Later that year on Aug. 25, I was at Emerald Downs to be one of the commentators on the Fox Sports Northwest telecast of the Grade III Longacres Mile. The Pacific Classic was run that same afternoon at Del Mar. While the horses were on the track for the Pacific Classic, I was in the conference room at Emerald, doing research for the Longacres Mile. Sitting across the table from me was ESPN’s Chris Lincoln.


“I am going to be sick if Came Home wins the Pacific Classic,” I said to Lincoln.


“Why is that?” he asked.


“Because I had $100 on him at 100-1 in the future book for the Kentucky Derby,” I said. “I would have made 10 grand if Came Home had won the Kentucky Derby. But War Emblem won the Kentucky Derby. And now War Emblem and Came Home are running against each other today in the Pacific Classic. If Came Home wins today, I will be sick.”


War Emblem finished sixth in the Pacific Classic as the 6-5 favorite. Came Home did win by three-quarters of a length at odds of 10-1.


When Came Home reached the finish line in front, I pounded my fist on the conference table. As I recall, there were maybe seven or eight people in the conference room.


“Okay everybody,” Lincoln said. “Take all sharp objects away from Jon White.”


Despite being bummed out by seeing Came Home win and beat the Kentucky Derby winner, I couldn’t help chuckling when Lincoln said that.


Accompanying BloodHorse’s recent story on Came Home’s death was a video of his victory in the Pacific Classic. With some sharp objects nearby, I could not bring myself to look at the video.


After the Pacific Classic, Came Home won once more before going to stud. The Gone West colt started in the 2002 BC Classic at Arlington Park on Oct. 26. Voloponi won the BC Classic that year. Came Home finished 10th.


Four days before the 2002 BC Classic, Came Home had what would be the final workout of his career.
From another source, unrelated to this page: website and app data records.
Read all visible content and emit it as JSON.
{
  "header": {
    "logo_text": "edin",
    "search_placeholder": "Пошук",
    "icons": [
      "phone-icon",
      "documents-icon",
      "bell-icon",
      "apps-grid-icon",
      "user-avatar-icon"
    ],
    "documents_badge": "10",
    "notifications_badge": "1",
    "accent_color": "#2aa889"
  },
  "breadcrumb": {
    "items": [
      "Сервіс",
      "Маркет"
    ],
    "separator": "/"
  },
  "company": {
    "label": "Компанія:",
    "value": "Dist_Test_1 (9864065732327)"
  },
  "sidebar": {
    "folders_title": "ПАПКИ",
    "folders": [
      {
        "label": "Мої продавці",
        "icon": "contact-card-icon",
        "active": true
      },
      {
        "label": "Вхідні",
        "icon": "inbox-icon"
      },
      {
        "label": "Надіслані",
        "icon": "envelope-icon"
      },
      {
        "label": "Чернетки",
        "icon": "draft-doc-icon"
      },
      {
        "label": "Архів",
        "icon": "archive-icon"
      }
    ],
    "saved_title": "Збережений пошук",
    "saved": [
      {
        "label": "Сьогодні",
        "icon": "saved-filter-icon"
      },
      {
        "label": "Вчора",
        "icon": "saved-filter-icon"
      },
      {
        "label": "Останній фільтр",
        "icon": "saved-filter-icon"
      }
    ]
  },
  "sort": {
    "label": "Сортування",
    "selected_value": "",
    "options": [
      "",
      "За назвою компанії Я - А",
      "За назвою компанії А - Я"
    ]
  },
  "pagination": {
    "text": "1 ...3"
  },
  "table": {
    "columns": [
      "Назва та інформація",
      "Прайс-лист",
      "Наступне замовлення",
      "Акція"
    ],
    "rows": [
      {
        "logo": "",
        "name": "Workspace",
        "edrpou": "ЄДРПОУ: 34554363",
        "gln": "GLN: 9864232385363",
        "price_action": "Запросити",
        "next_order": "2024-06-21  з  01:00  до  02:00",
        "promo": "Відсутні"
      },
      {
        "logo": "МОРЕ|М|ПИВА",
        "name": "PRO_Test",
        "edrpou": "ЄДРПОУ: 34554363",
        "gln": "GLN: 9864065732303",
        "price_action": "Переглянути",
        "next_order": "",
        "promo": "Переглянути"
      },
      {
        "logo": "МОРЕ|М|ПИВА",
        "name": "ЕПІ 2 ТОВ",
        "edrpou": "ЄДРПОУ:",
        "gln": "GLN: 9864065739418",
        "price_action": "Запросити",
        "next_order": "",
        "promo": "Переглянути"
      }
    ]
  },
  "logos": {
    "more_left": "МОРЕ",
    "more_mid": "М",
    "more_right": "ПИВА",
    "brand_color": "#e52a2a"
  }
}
I was at the Gonzalez barn at Santa Anita that morning to watch the workout. Trudy McCaffery, one of Came Home’s owners, also was on hand to observe the drill.


That was when McCaffery introduced me to Bridges, who had accepted McCaffery’s invitation to come out to Santa Anita and watch Came Home’s workout. McCaffery and Bridges were friends. At that time, Bridges was preparing for his upcoming role as Charles S. Howard, the owner of Seabiscuit, in the 2003 film about the 1940 Santa Anita Handicap winner.
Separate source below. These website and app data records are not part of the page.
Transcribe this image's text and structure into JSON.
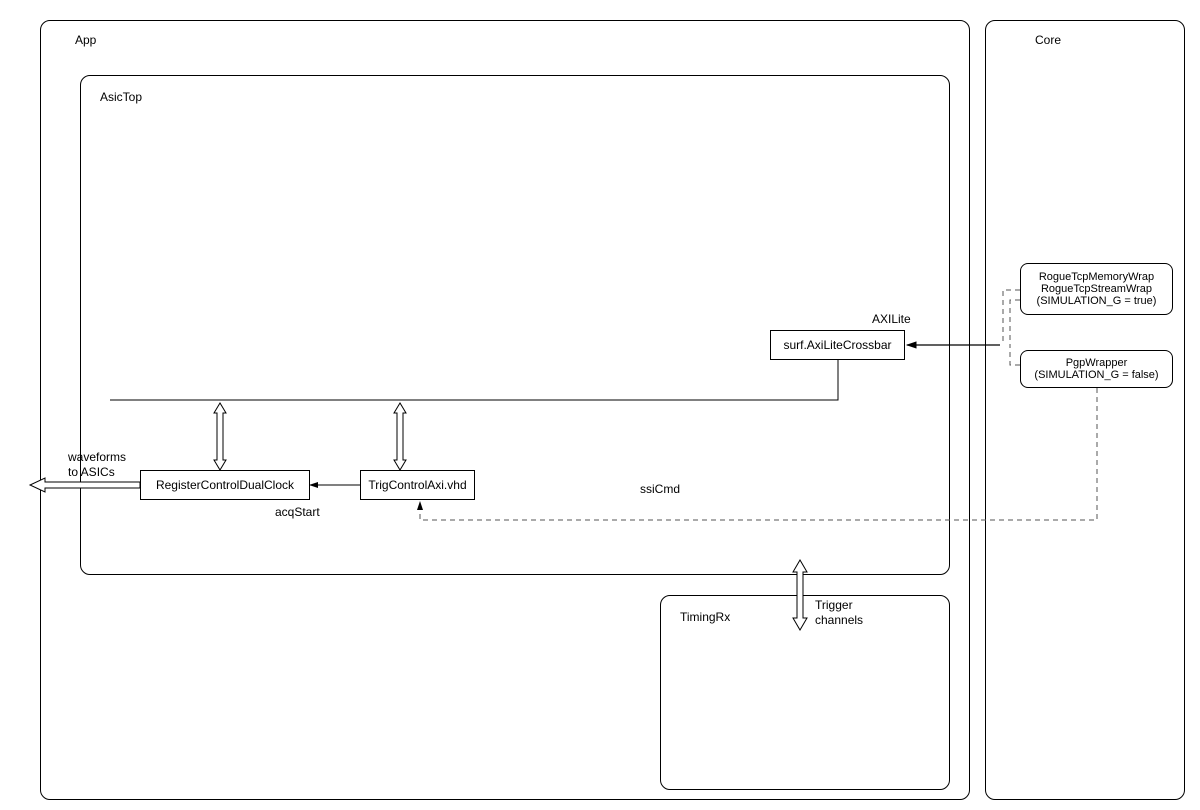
{
  "app": {
    "title": "App",
    "asicTop": {
      "title": "AsicTop",
      "registerControl": "RegisterControlDualClock",
      "trigControl": "TrigControlAxi.vhd",
      "axiLiteCrossbar": "surf.AxiLiteCrossbar",
      "acqStart": "acqStart",
      "ssiCmd": "ssiCmd",
      "waveforms": "waveforms\nto ASICs"
    },
    "timingRx": {
      "title": "TimingRx",
      "triggerChannels": "Trigger\nchannels"
    },
    "axilite": "AXILite"
  },
  "core": {
    "title": "Core",
    "rogue": "RogueTcpMemoryWrap\nRogueTcpStreamWrap\n(SIMULATION_G = true)",
    "pgp": "PgpWrapper\n(SIMULATION_G = false)"
  }
}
McCaffery had known about my Kentucky Derby future book wager on Came Home. As we all accompanied Came Home to the track from the barn on that October morning, McCaffery asked me to tell Bridges about that bet.


I told Bridges that I had put $100 on Came Home in the Kentucky Derby future book at 100-1. If Came Home had won the race, I would have made $10,000.
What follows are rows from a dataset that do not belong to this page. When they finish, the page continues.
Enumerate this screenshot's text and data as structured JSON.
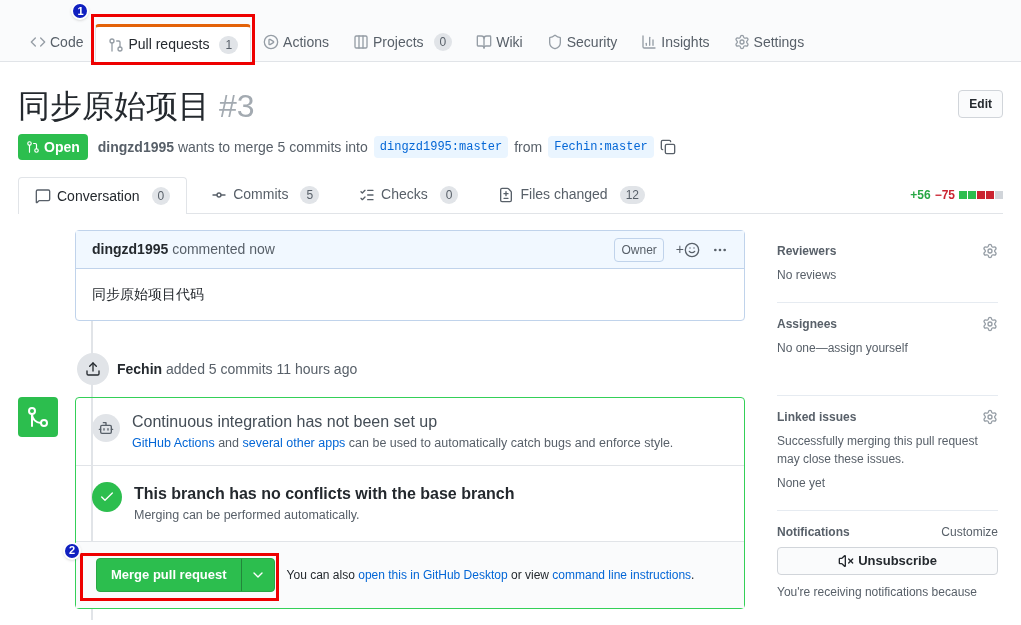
{
  "repo_tabs": [
    {
      "label": "Code",
      "selected": false
    },
    {
      "label": "Pull requests",
      "count": "1",
      "selected": true
    },
    {
      "label": "Actions",
      "selected": false
    },
    {
      "label": "Projects",
      "count": "0",
      "selected": false
    },
    {
      "label": "Wiki",
      "selected": false
    },
    {
      "label": "Security",
      "selected": false
    },
    {
      "label": "Insights",
      "selected": false
    },
    {
      "label": "Settings",
      "selected": false
    }
  ],
  "pr": {
    "title": "同步原始项目",
    "number": "#3",
    "edit_button": "Edit",
    "status": "Open",
    "author": "dingzd1995",
    "summary": "wants to merge 5 commits into",
    "base": "dingzd1995:master",
    "from_word": "from",
    "head": "Fechin:master"
  },
  "pr_tabs": [
    {
      "label": "Conversation",
      "count": "0",
      "selected": true
    },
    {
      "label": "Commits",
      "count": "5",
      "selected": false
    },
    {
      "label": "Checks",
      "count": "0",
      "selected": false
    },
    {
      "label": "Files changed",
      "count": "12",
      "selected": false
    }
  ],
  "diffstat": {
    "added": "+56",
    "removed": "−75",
    "blocks": [
      {
        "color": "#2cbe4e"
      },
      {
        "color": "#2cbe4e"
      },
      {
        "color": "#cb2431"
      },
      {
        "color": "#cb2431"
      },
      {
        "color": "#d1d5da"
      }
    ]
  },
  "comment": {
    "author": "dingzd1995",
    "action": "commented now",
    "role": "Owner",
    "reaction": "+",
    "body": "同步原始项目代码"
  },
  "event": {
    "actor": "Fechin",
    "text": "added 5 commits 11 hours ago"
  },
  "merge_box": {
    "ci": {
      "title": "Continuous integration has not been set up",
      "link1": "GitHub Actions",
      "and": "and",
      "link2": "several other apps",
      "rest": "can be used to automatically catch bugs and enforce style."
    },
    "conflicts": {
      "title": "This branch has no conflicts with the base branch",
      "subtitle": "Merging can be performed automatically."
    },
    "merge_button": "Merge pull request",
    "also_text": "You can also",
    "desktop_link": "open this in GitHub Desktop",
    "or_view": "or view",
    "cli_link": "command line instructions",
    "period": "."
  },
  "sidebar": [
    {
      "kind": "section",
      "title": "Reviewers",
      "lines": [
        "No reviews"
      ]
    },
    {
      "kind": "section",
      "title": "Assignees",
      "lines": [
        "No one—assign yourself"
      ]
    },
    {
      "kind": "section",
      "title": "Linked issues",
      "lines": [
        "Successfully merging this pull request may close these issues.",
        "None yet"
      ]
    },
    {
      "kind": "notifications",
      "title": "Notifications",
      "action": "Customize",
      "button": "Unsubscribe",
      "lines": [
        "You're receiving notifications because"
      ]
    }
  ],
  "annotations": [
    {
      "label": "1"
    },
    {
      "label": "2"
    }
  ]
}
I went on to say that, unfortunately for me, Came Home did not win the Kentucky Derby. But he then won the Pacific Classic at Del Mar, beating the Kentucky Derby winner, War Emblem.


As we walked along, Bridges seemed to be listening intently to what I was saying. After I was finished with my tale, he waited a bit before he said anything. He seemed to be processing what I had just told him.


After a few minutes, Bridges said, “Let me get this straight. You bet $100 on Came Home in the Kentucky Derby at 100-1?”


“That’s right,” I replied.


“And if Came Home had won the Kentucky Derby, you would have won $10,000?”




“And then Came Home beat the Kentucky Derby winner at Del Mar?”


I said that also was correct.


Bridges paused, then shook his head.


“Man, I really feel for you,” Bridges said.




There is no change to the order regarding the Top 10 in this week’s NTRA Top Thoroughbred Poll.


Below is the Top 10 in this week’s NTRA Top Thoroughbred Poll:


Rank Points Horse (First-Place Votes)


  1. 298 Letruska (13)
  2. 266 Maxfield (6)
  3. 244 Mystic Guide (7)
  4. 225 Domestic Spending (7)
  5. 205 Silver State (1)
  6. 193 Essential Quality (2)
  7. 133 Knicks Go
  8. 90 Gamine
  9. 55 Max Player
  10. 55 Monomoy Girl



It’s Post Time by Jon White: Selections and Analysis for Saturday’s Haskell

It’s Post Time by Jon White |